He make God’s grace an emphasis of the letter–that God has called us, that Christ gave himself for our sins, that he has delivered us, and that any work that is required of us has been accomplished, therefore our works can not contribute to our being saved. He emphasizes grace through and through. Sometimes it is bold and confrontational as he challenges these churches, like when he quickly jumps into the meat of the letter with words like “I am astonished that you are so quickly deserting him who called you in the grace of Christ” or when he calls them “fools” for now trying to bring in some sort of works righteousness into a gospel of grace.
But sometimes his lifting up of God’s grace, his movement to us and for us when we cannot merit it, is more subtle. It sounds almost offhanded in 4:9. Paul writes about the difference between where we all once were, enslaved to false gods, compared to being heirs of God. He writes, “But now that you have come to know God, or rather be known by God, how can you turn back again to the weak and worthless elementary principles of the world, who slaves you want to be once more?”
I love this verse. We are reminded even in knowing God that he has initiated. He is the one who has begun all things and he is also the one who has done all things for us. We have not come to know God, but to be known by him. How humbling is the verse, and for that matter, this whole book? We can never measure up to God nor can we ever merit his love. But he has called us by name, he has made us his own. Because of the death of Jesus Christ we can be freed from slavery to false gods and embrace the free grace of God.
Or: An exercise in imagination to help see the importance of Paul’s letter
Imagine if you will:
Paul has come your way through the region of Galatia, and you think you understood what he has taught. But he wasn’t the only one who has come talking about Jesus, and what Jesus’ life, death, and resurrection mean for us.
Some of what Paul said sounded radical, such as complete dependence on God’s grace, not on what we do. But others came along to you adding to his teaching.

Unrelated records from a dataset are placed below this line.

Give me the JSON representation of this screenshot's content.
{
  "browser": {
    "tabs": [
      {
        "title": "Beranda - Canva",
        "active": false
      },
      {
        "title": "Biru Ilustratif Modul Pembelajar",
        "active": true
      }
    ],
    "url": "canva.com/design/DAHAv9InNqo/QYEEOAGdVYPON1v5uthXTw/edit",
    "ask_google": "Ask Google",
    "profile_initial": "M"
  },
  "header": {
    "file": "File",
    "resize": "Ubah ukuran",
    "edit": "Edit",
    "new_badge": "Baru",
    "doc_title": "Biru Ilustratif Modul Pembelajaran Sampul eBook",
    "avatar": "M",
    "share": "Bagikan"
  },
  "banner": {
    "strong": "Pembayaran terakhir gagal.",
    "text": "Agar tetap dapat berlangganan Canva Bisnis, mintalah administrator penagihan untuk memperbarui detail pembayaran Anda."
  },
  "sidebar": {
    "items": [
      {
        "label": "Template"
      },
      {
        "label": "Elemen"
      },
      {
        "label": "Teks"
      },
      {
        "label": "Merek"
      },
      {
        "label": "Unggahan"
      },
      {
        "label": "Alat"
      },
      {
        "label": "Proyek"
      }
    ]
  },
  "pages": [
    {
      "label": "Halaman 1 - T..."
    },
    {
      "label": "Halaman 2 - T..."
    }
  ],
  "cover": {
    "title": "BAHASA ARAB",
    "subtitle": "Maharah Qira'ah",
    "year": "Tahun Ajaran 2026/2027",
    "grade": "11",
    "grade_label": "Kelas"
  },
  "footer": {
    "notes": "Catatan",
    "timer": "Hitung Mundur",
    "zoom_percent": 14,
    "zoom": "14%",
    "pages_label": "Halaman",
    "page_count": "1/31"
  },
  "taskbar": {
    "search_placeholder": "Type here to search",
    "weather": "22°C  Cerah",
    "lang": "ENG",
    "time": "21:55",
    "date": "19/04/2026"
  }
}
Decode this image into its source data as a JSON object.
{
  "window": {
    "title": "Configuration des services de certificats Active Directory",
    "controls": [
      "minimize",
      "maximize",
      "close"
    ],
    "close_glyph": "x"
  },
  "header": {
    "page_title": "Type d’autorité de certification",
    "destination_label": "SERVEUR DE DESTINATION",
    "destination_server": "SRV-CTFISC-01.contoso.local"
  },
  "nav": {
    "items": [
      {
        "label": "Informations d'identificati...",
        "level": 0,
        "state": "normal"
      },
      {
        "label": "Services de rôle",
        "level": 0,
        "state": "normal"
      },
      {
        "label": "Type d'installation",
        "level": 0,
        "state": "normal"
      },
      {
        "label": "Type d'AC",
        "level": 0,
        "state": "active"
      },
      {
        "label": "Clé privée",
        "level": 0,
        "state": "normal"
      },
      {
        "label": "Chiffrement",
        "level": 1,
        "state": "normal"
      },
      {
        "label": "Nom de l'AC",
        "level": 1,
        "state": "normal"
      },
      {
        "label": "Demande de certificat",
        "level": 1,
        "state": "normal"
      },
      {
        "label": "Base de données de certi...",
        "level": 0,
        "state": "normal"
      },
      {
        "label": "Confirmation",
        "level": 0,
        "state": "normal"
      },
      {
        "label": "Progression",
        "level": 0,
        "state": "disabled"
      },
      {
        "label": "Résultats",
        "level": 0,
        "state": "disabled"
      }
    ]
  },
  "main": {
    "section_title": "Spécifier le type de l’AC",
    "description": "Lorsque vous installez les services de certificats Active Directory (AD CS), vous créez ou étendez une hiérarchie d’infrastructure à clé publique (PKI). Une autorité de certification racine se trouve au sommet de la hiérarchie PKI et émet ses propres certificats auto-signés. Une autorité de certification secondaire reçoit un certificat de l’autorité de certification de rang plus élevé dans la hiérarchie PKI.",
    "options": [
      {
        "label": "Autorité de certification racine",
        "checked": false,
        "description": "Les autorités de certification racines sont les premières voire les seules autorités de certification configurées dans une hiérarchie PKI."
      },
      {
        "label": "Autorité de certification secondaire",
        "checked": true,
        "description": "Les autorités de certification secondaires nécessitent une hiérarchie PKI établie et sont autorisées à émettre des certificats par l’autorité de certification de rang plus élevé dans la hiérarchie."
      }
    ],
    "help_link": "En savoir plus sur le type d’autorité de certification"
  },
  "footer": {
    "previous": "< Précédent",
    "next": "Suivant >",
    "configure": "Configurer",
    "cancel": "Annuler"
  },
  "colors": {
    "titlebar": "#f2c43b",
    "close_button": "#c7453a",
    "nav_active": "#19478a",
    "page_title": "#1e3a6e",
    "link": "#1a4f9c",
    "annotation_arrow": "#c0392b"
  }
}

Yes, God is gracious, but don’t we still need to earn grace? God has given you the law, right? Shouldn’t we then follow it? Why would he give it to you if you couldn’t follow it? And if you can uphold the law, then you must.
Should we be concerned? Did Paul just emphasize some parts of the gospel and other teachers emphasized other parts? Are they teaching the same thing? They all sound pretty smart, how can I make heads or tails of this? Are they all right in some way? How should we react?
If only Paul would write to us to help clear things up…